A massive 100 million Americans are living with diabetes or pre-diabetes. That’s more than 9% of the population.

Diabetes affects the body’s ability to make or properly use insulin, a hormone made by the pancreas that regulates the glucose, or sugar, in our blood. For people with diabetes, the pancreas makes insulin, but either it does not make enough of it or the body’s cells don’t use the insulin it makes.

If you have diabetes, glucose collects in the blood, which means your body isn’t getting the energy it needs. As the high levels of glucose circulate through the body, it damages cells along the way. Diabetes increases the risk of having a heart attack, stroke and kidney, eye and nerve damage.

There are three main types of diabetes:

  • Type 1 Diabetes: The pancreas either makes no or too little insulin. Type 1 is an autoimmune disease that often begins in childhood. The onset is sudden. Just 5 percent of people with diabetes have Type 1. It cannot be prevented through diet or lifestyle.
  • Type 2 Diabetes: The pancreas does not make enough insulin or the body doesn’t use the insulin it makes. Type 2 usually develops slowly and most people with this type of diabetes are overweight. Other risk factors include a family history of diabetes, history of gestational diabetes, older age and physical inactivity. African-Americans, Hispanic/Latino-Americans, American Indians, and some Asian-Americans and Native-Hawaiians or other Pacific Islanders are at a higher risk for Type 2 and its complications.
  • Gestational Diabetes: Gestational diabetes is experienced by pregnant women, and it often goes away after the baby is born. However, women who develop this type of diabetes are at greater risk for Type 2 diabetes later in life.

Symptoms vary depending on the type of diabetes, but may include:

  • Frequent urination
  • Extreme thirst
  • Frequent hunger
  • Fatigue
  • Blurry vision
  • Fruity or sweet-smelling breath
  • Dry, itchy skin
  • Dry mouth
  • Cuts or bruises that are slow to heal
  • Tingling, pain or numbness in your hands or feet
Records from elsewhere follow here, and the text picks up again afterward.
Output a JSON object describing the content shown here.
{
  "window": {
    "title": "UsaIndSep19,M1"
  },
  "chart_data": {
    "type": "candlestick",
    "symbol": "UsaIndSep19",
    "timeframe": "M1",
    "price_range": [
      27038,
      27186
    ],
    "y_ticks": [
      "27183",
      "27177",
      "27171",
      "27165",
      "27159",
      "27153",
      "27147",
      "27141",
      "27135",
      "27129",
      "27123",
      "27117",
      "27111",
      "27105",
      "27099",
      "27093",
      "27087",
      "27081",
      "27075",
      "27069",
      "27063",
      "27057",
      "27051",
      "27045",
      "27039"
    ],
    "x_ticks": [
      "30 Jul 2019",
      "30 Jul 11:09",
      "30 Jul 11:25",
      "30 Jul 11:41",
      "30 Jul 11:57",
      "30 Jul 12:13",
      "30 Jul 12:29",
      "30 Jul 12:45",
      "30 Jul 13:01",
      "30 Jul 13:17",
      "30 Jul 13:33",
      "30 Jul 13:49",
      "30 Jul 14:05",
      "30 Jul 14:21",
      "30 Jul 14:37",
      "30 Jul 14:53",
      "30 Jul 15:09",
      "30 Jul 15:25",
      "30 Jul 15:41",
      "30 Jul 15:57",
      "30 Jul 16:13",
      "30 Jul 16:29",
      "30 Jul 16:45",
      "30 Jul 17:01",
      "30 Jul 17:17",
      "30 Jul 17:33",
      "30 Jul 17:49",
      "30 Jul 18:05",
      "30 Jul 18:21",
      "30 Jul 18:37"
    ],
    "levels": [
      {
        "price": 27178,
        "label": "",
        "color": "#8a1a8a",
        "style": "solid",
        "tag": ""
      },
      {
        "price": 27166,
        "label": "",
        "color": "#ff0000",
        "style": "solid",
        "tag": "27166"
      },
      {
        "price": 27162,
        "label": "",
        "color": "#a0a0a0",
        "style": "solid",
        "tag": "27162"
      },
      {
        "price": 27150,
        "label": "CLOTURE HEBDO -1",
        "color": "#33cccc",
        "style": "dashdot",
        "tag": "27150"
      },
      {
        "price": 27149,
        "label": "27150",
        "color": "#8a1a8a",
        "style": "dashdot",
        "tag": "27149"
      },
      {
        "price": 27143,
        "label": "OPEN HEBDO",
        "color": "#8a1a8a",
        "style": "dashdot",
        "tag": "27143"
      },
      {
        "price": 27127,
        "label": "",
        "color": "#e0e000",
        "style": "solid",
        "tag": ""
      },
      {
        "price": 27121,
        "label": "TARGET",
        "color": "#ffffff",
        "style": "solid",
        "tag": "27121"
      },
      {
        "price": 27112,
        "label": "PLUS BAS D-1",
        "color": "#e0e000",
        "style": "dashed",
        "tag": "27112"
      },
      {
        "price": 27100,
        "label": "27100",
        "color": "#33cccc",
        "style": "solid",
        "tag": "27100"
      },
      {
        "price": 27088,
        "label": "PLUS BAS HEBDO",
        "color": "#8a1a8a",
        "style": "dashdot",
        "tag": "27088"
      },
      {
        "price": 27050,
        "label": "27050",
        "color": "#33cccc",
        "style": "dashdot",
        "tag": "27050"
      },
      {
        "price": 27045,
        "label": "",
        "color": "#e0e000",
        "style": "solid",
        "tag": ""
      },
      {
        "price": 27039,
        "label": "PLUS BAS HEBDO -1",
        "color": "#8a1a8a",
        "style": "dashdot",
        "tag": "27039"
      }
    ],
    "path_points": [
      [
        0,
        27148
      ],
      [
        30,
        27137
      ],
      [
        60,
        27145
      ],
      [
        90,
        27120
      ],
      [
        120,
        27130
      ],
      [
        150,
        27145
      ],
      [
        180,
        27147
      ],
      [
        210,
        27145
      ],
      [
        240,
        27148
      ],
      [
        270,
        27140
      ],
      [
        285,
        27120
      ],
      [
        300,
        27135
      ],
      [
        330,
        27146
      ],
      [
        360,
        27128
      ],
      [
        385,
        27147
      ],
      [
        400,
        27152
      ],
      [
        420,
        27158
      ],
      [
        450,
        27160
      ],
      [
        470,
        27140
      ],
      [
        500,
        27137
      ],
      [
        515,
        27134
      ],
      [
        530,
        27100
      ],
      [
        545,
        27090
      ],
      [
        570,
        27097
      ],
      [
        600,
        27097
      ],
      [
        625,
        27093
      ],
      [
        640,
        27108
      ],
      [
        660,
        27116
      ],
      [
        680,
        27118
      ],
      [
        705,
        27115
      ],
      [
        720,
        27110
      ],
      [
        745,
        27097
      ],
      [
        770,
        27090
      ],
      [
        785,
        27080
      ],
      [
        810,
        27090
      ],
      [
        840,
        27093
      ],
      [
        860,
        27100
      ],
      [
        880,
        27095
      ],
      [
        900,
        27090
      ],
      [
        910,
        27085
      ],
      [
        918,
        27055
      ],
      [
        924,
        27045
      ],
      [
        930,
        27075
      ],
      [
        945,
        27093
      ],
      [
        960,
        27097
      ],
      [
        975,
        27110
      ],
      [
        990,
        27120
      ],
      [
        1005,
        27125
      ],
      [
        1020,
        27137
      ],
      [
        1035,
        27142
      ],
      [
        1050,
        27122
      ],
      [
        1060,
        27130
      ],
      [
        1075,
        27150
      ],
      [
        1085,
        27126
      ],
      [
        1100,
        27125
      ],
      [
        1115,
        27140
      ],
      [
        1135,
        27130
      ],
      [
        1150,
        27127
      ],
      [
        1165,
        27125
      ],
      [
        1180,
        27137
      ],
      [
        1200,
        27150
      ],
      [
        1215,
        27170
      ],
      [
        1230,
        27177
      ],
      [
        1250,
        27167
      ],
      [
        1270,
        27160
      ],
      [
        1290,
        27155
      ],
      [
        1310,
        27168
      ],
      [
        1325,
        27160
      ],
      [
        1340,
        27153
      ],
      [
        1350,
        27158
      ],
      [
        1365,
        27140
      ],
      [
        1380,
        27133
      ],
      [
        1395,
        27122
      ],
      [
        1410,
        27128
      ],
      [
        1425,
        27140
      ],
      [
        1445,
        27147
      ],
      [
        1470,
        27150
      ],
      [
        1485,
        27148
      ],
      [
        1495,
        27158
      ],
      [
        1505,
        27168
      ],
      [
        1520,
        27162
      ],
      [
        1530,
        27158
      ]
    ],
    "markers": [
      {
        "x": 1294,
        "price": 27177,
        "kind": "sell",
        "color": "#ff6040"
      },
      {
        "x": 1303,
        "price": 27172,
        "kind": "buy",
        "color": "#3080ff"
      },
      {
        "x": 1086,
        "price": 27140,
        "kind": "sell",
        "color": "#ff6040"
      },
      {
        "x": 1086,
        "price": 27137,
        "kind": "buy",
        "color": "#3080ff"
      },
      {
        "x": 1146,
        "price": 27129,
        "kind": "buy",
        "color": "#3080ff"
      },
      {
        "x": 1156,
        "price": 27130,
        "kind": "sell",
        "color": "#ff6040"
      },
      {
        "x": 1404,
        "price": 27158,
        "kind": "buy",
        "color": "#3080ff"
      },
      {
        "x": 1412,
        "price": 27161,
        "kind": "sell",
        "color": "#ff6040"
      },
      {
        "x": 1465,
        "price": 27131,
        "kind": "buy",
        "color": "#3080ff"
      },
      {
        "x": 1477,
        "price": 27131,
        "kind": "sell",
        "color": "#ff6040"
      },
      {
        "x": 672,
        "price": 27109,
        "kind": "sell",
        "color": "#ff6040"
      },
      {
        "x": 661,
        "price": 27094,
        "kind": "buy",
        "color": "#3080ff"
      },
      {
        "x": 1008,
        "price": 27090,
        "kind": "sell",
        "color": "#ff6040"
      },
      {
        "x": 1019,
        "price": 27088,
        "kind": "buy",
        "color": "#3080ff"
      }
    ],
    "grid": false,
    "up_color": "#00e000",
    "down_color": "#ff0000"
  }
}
It’s important to know that symptoms may be so mild that they go unnoticed.

The great news about diabetes is that there’s a great deal you can do to lower your risk of Type 2 diabetes — the kind affecting most Americans with diabetes — even if you’ve been diagnosed as prediabetic.

First, stay active. Get 30 minutes of exercise 5 days a week. Even a moderate stroll around the neighborhood counts. Secondly, eat a diet rich in fiber and low in fat. The best way to achieve this is to eat plenty of fruits and vegetables, lean proteins, limit carbohydrates, and eat processed and packaged foods, including soda and diet soda, rarely, if at all.

Are you concerned about diabetes, or are you a diabetic with questions about managing your condition? Our low-cost ($30 or less) visits provide quality care for you and your family. Call us to today at 317-272-0708 to book an appointment!